The Spoiler

Of course, we can only speculate as to how far Google will go to monetize their search results.  If recent history is any guide however, the envelope will get pushed right to the edge.  How many of us would have predicted this five years ago:

 

 

 

 

 

 

 

 

 

 

 

 

 

 

 

 

 

The spoiler in all of this for Google however is governmental regulation.  Even as recently as last week US and European government agencies have made it clear that they have a problem with competition getting shoved off the end of the envelope.

Final Thoughts

If Google has done the work of earning the user, and if the user trusts Google to handle negotiations for them in selecting vendors for products and services, then good on Google.  Lead-reliant advertisers just need to carefully think ahead about where this marketing channel is heading and what their plan will be when it finally gets there.

 

Inside the New Google Display Network Performance Metrics

4 Comments Written on June 15th, 2011 by
Categories: Contextual Advertising, Display Ads, Google Adwords

Some clever eyes spotted this as early as late last week, and yesterday Google officially announced it:  You can now see your “Relative CTR” compared to other content ads (text or display ads) shown in the same ad spots on the same content network pages.

Google also now says that your ‘relative CTR’ is a ‘good indicator of your content network quality score (not that that’s a big surprise though, we’ve always pretty much known content QS was driven by CTR relative to other advertisers’ ads in that same ad spot).

How to View Your Relative CTR

You can view your “relative CTR” rating at the campaign or adgroup level. To see it, go to “Customize Columns” and check the box to display it. This works in the All Campaigns screen as well as when you drill into a specific content-only campaign:

To evaluate these numbers, HIGHER IS BETTER.  Anything below 1x is “below avg” and will likely have fewer impressions that “above average” 1x adgroups.

So if my relative CTR is 2.3x, I have a 2.3 times better CTR for that adgroup than my competitors.

If my relative CTR is .8x, I have a 20% worse CTR than the average CTR for that adgroup.

How To Use This Data

Now you can clearly see with it which adgroups desperately need new ads: ads that can get a relative CTR above 1x to bump out your competitors.
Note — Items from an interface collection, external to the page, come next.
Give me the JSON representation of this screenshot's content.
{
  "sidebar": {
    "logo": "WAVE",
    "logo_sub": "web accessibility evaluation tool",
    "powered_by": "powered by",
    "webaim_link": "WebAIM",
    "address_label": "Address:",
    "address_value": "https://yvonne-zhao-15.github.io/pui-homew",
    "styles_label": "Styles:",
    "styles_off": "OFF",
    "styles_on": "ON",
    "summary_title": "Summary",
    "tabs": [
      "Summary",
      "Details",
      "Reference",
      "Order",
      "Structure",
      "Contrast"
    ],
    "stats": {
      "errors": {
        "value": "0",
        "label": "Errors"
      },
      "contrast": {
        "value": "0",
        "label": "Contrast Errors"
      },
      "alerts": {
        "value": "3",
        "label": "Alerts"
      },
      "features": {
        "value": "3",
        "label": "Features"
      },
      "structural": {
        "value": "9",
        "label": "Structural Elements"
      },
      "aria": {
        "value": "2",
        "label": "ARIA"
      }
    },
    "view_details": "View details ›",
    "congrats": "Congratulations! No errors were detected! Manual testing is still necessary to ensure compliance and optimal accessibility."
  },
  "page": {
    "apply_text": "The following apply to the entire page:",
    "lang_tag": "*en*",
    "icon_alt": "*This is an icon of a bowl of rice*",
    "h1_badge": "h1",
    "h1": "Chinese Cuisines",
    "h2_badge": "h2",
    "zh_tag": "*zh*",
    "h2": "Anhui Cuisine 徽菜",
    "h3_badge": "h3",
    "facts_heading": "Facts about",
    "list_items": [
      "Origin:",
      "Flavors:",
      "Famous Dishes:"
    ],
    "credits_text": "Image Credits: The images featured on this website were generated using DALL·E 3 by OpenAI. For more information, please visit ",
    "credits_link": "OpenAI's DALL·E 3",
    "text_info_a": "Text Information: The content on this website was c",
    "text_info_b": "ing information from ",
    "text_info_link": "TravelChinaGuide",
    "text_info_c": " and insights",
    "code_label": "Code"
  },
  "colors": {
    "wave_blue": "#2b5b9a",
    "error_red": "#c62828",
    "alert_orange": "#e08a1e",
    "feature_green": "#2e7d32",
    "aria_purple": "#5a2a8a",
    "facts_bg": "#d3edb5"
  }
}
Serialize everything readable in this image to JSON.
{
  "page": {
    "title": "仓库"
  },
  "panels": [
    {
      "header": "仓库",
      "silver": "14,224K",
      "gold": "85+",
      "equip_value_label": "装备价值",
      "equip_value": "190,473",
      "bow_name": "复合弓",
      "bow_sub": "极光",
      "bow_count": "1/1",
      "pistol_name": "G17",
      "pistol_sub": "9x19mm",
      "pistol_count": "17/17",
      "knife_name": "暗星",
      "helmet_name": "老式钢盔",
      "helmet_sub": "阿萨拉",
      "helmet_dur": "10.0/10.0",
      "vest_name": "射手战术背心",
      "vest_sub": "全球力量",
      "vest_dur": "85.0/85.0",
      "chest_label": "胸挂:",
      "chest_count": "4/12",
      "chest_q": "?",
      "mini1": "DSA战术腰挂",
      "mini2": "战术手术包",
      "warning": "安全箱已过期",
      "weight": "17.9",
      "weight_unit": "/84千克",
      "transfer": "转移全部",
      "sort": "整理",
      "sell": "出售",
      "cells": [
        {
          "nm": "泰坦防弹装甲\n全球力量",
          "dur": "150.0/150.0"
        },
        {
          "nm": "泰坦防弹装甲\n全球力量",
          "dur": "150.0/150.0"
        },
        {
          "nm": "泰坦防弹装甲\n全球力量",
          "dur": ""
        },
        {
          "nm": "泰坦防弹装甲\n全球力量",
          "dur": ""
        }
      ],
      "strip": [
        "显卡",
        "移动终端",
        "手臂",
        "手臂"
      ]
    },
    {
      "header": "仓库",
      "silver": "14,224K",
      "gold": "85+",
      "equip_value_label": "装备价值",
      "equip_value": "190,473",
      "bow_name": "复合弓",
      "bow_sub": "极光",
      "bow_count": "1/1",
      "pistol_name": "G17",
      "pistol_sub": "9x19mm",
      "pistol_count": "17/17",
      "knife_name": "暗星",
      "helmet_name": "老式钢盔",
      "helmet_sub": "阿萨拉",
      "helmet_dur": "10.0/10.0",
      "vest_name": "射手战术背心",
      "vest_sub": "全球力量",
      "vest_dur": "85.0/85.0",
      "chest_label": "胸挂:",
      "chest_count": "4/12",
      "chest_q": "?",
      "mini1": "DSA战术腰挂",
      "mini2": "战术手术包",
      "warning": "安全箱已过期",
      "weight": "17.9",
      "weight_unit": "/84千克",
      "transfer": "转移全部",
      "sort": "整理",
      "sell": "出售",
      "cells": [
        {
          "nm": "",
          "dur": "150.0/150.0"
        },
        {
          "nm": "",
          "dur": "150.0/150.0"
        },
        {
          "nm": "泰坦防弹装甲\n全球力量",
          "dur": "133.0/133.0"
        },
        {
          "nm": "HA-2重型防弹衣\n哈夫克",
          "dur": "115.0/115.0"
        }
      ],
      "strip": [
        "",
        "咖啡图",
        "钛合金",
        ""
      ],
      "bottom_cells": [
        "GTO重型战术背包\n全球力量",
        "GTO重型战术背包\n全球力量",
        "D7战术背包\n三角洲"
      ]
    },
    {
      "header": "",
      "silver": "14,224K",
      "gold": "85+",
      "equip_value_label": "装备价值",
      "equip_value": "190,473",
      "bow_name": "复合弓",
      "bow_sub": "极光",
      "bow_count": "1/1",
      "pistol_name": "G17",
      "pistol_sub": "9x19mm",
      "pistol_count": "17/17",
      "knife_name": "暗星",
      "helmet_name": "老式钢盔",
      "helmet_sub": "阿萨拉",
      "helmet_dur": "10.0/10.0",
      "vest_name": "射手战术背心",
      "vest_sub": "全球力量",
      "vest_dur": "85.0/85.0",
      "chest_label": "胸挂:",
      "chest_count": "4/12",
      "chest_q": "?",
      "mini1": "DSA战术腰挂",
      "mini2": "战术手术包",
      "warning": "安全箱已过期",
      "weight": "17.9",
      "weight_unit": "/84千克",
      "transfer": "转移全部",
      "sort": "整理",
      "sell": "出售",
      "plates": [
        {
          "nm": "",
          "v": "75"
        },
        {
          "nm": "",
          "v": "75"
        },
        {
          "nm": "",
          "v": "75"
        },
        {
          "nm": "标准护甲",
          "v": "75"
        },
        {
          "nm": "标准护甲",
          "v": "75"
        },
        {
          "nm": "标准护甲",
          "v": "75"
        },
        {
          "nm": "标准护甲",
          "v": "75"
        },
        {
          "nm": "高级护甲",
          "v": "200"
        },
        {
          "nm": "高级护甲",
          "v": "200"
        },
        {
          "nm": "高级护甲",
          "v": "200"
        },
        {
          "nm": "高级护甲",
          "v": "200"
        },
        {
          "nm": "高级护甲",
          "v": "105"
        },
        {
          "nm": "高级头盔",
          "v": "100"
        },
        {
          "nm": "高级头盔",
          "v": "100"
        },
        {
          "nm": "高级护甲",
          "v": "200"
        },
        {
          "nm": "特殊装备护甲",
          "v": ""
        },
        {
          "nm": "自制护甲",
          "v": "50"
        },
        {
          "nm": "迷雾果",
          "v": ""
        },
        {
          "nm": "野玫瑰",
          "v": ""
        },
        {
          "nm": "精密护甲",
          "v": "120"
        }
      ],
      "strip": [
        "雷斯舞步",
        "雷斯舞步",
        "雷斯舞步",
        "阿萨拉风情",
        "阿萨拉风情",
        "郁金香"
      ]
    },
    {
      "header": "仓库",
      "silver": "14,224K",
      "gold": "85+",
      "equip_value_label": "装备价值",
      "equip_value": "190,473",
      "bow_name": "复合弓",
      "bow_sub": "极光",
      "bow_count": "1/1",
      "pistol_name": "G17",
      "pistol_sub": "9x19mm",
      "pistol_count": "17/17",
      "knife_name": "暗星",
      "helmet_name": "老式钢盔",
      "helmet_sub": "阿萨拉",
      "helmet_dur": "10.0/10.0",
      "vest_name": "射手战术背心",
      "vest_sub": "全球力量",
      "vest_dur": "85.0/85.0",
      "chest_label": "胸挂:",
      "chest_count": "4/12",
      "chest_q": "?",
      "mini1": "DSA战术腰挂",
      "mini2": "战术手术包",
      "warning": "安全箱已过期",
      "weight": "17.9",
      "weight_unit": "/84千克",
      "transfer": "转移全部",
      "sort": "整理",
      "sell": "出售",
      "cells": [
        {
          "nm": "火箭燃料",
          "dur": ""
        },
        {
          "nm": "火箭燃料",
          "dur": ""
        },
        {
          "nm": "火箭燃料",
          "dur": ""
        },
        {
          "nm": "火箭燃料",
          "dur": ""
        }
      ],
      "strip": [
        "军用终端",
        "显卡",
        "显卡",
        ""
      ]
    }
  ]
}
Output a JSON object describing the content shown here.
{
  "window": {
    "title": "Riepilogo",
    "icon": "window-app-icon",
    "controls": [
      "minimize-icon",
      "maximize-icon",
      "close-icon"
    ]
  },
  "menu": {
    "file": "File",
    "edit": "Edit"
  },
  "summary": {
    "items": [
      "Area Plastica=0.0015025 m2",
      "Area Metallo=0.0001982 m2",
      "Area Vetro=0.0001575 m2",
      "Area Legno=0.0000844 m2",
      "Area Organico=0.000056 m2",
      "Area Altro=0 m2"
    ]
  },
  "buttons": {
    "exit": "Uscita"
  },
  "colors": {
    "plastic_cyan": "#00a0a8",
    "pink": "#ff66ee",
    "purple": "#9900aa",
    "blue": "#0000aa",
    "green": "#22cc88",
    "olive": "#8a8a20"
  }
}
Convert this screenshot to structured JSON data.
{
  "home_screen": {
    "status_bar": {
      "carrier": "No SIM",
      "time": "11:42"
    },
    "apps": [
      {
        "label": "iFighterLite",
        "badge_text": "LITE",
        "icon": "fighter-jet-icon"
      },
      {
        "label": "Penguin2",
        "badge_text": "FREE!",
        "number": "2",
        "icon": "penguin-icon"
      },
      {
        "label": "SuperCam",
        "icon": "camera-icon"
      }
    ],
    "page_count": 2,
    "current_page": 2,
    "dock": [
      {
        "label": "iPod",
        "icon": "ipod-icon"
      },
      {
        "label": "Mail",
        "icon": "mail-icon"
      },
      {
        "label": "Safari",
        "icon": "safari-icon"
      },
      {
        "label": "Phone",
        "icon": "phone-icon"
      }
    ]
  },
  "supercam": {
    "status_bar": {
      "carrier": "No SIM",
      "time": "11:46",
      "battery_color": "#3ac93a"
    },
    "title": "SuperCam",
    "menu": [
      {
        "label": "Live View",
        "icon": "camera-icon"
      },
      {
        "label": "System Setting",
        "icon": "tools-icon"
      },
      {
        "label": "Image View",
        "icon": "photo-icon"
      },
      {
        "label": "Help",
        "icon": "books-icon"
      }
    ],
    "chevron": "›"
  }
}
Work on new ads for these right away, and evaluate your relative CTR for that adgroup daily until you get up over 1x. Then keep going to improve even more if you want to really lock your competitors out.

If you use the date selector to look at a longer period of time (say the last 30 days) you can get an idea of how the competitive landscape moves and shifts in your campaign. You’ll also be able to tell when a competitor comes up with a killer new ad that’s forcing down your relative CTR, reminding you to go check the ad out on your top content placement pages and see what’ they’re doing and beat it:

Impression Share % for the Display Network is Also Back

Google has shown you your campaign’s Impression Share % column for a while now, but for Search campaigns only.

A while ago a similar metric appeared for display network only campaigns, but then disappeared.

Google is now showing Impression Share % again for display campaigns. This shows you how much of the total display ad or content ad pie you’re getting for your campaign.

To enable it, on your All Campaigns screen, click “Customize Columns” and check the box for the “Impression Share” column. You’ll then see it likeso:

Overall, we’re seeing a lot more information on what’s happening behind the scenes in the display network auction: very cool. Prior to this you just had to make assumptions about what to tweak and rely on fuzzy metrics like avg position and actual CPCs.

Out of interest’s sake, in my top content campaign that gets around 50 million impressions a month, all of my relative CTRs are over 2x, which might be why that campaign has 73% impression share.

One More Thing…

Google has also announced that they’re adding an ad diagnostic indicator to help you see whether your ad is showing on a particular placement page or not:

 

 

 

 

 

 

 

 

 

 

 

This feature isn’t live yet for all advertisers, but should be by the end of July.

In what ways can you envision using this new data?  Share in the comments!